Kiam Hu Beehoon is fried rice noodles with salted fish, eggs, and kangkung. It is very tasty served with sambal belacan and lime wedges. A must try!
Back in 80’s when I was playing basketball for a local youth club in Sungai Petani, we ended our daily practice at about 9:30pm. All that playing made me very hungry. I was a lean teenager and had more then enough room for calories. The team would adjourn to a popular night hawker center at Jalan Dewa. There were all kinds of local favorites there ranging from delectable char koay teow to soupy treats like aak thooi mee suah (vermicelli soup with duck drumstick). However, the one dish that became my favorite was Kiam Hu Beehoon (Fried Rice Noodles with Salted Fish). A particular hawker sold this tasty treat from his van.
In those days, kiam hu (salted fish) was relatively cheap and so it was still a poor man’s delight. Unlike other types of stir fried noodles with strong flavors, the beehoon in this dish is very mild. The egg and kangkung add texture. Spice is provided in a small plate of Sambal Belacan and a squirt of lime to round off the flavors. Yum!
I liked this dish so much that I asked Mom to recreate it at home. Since she always kept top grade Mergui salted fish in the pantry, Mom had no problems whipping up this Kiam Hu Beehoon with lots of Sambal Belacan on the side. I used to be able to eat a haystack of the stuff. I had no problems burning it off since I was playing three to four hours of basketball daily. Some years later when Linda and I got married, Mom passed on this critical piece of information to her. As the saying goes, “The way to a man’s heart is through his stomach.”
Making this dish is easy in Malaysia even though the price of high grade Mergui salted fish has multiplied several times over.
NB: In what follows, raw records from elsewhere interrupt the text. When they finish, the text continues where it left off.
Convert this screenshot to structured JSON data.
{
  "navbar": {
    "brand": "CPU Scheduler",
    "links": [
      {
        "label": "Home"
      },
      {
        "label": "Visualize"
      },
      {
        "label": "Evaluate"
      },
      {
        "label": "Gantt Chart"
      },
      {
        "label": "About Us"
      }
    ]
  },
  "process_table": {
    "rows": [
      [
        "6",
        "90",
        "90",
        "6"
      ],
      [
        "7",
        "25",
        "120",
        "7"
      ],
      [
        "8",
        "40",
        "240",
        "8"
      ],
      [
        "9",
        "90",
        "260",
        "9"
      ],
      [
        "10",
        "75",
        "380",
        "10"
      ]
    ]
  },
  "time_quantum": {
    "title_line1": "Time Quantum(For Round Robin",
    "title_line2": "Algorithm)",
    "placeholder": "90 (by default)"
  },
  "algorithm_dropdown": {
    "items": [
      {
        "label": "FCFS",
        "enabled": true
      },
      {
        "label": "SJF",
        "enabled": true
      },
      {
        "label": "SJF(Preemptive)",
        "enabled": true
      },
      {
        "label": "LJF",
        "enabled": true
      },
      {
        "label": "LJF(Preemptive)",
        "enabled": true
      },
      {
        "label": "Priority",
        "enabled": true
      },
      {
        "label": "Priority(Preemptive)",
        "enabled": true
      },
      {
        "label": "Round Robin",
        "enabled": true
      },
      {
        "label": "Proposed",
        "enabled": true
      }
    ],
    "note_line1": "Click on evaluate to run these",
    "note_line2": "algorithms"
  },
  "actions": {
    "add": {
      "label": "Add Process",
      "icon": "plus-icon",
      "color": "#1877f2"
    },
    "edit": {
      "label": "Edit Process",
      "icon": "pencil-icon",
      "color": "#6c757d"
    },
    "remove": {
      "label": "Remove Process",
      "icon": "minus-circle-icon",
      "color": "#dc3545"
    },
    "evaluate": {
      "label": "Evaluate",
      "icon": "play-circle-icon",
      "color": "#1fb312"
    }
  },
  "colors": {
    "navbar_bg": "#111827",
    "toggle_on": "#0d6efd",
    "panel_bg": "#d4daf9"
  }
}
When we moved to the US, salted fish and kangkung were hard to find.
The salted fish found at the Asian markets were not the right type. Mergui salted fish comes in nice large slabs. It does not smell too fishy (the last being a relative thing). So, whenever I make a trip back to Penang, obtaining Mergui salted fish has become a priority.
Fortunately, kangkung is now more easily available after a ban on it was lifted. Prior to that it was considered a “noxious weed” because of it invasive nature. In the summer time, we can even get fresh kangkung from the Hmong vegetable farmers selling them at various farmers markets. With those ingredients in tow, and Linda’s delicious Sambal Belacan I am transported back to my teenage outdoor dining experience in Jalan Dewa all over again. 🙂
- 10.5 oz (300g) beehoon (rice sticks/noodles)
- 4.4 oz (125g) kiam hu (salted fish)
- 5 tbsp vegetable oil
- 3 large eggs
- A dash of ground pepper
- 1 tsp soy sauce
- 3 cloves garlic, minced
- 2 tbsp soy sauce
- 2 tbsp fish sauce
- ½ tsp ground pepper
- ½ lb (225g) kangkung (water spinach), washed and cut into 2½ inch lengths
- Sambal belacan for serving
- Soak beehoon (rice sticks/noodles) for 30 minutes. Drain.
- Cut salted fish against the grain into thin slices. Rinse and soak for 5 minutes. Drain then pat dry with paper towels.
- Heat 1 tablespoon vegetable oil in a wok or large fry pan. Combine eggs, ground pepper, and eggs in a bowl. Beat the eggs lightly with a fork. Pour into wok or fry pan. Allow eggs to set. Then stir fry for 1 to 2 minutes. Remove and set aside.
- Add another 1 tablespoon vegetable oil to the wok or large fry pan. Stir fry prepared salted fish until golden brown, about 6 minutes. Remove and set aside.
- Add remaining 3 tablespoons vegetable oil to the wok or large fry pan. Sauté garlic for 30 seconds. Then add beehoon, soy sauce, fish sauce, and ground pepper. Stir and toss noodles to get it well coated with the sauces. If it is a little dry, add 2 tablespoons of water.
- Add kangkung (water spinach) and continue to stir fry for about 3 to 4. Then return eggs and salted fish to the wok or large fry pan. Toss to get eggs and salted fish well distributed. Turn off stove.
- Dish into 4 individual plates. Serve immediately with sambal belacan.